This study aims at highlighting the role played by Nigeria in the formation of ECOWAS and the various steps that have been taken by Nigeria to ensure that the community does not fail.
This work would also dwell a little on the factors that motivate the role Nigeria plays in ECOWAS.
1.3 SIGNIFICANCE OF STUDY
This work would help students who are in this field of study and other related courses, to understand and learn more about the role Nigeria plays in ECOWAS and her reasons for assuming such role. It would also be useful to businessmen and women, financial institutions, aspiring politicians and other interested members of the public. It would help them understand the stand Nigeria takes when it comes to matters relating to ECOWAS.
1.4 LITERATURE REVIEW

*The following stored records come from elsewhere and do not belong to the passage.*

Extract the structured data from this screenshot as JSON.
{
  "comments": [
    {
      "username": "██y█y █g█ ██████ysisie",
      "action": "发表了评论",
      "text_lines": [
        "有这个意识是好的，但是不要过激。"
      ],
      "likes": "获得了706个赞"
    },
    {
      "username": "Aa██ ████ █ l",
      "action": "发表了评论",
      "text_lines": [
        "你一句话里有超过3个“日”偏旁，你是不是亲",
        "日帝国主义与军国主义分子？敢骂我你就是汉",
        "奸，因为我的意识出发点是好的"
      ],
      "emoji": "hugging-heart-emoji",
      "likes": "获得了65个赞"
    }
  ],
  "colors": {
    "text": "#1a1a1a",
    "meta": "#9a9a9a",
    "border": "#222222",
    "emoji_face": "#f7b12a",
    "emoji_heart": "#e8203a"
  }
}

In the book, The Structure and Process of Foreign Policy Making and Implementation in Nigeria, 1960-1980, Olatunde Ojo outlined Nigeria's national interests. This includes 'Nigeria's political and security interests and the post civil war interest in indigenizing Nigeria's economy as a means of furthering the objective of developing, expanding and protecting the Nigerian bourgeoisie as the key to the development and growth of the national economy' as a factor which motivated Nigeria's decision to sponsor the formation of ECOWAS.  Ojo believes that Nigeria pursued the formation of ECOWAS in order to achieve its national interest in the economic, political and security aspects. This is an important fact which will be useful in the writing of this project.
Olajide Aluko in Essays on Nigerian Foreign Policy suggests that threats to Nigeria's security made Nigeria to seek the formation and the encouragement of ECOWAS.  Although Nigeria's security was part of the reasons she decided to pursue the formation of ECOWAS, there were other reasons which have been left out by this author in this book. This project will point out these other reasons.
Ayo Akinbobola in "Nigeria's Membership in International Organizations in the Twentieth Century: An Analysis", Nigeria's membership of ECOWAS provided the basis for the fulfillment of her foreign policy of Africa as the centre piece of her foreign policy.  This is true considering the steps that have been taken by Nigeria to ensure that ECOWAS does not fail. These steps taken by Nigeria shall be discussed in this project to further buttress this point.
F.O Adeyemo in Dynamics of Nigeria's Foreign Policy 1993-1998, viewed economic, political, and socio cultural considerations as the basis for the establishment of ECOWAS in May, 1975. He further explained that economic, social and cultural interaction between Nigeria and ECOWAS member states compels Nigeria to adopt a more tolerant attitude to countries in West Africa in general and Nigeria's neighbours in particular.  This author views Nigeria's interest in ECOWAS in the political, economic and socio-cultural aspect but he failed to examine the security aspect.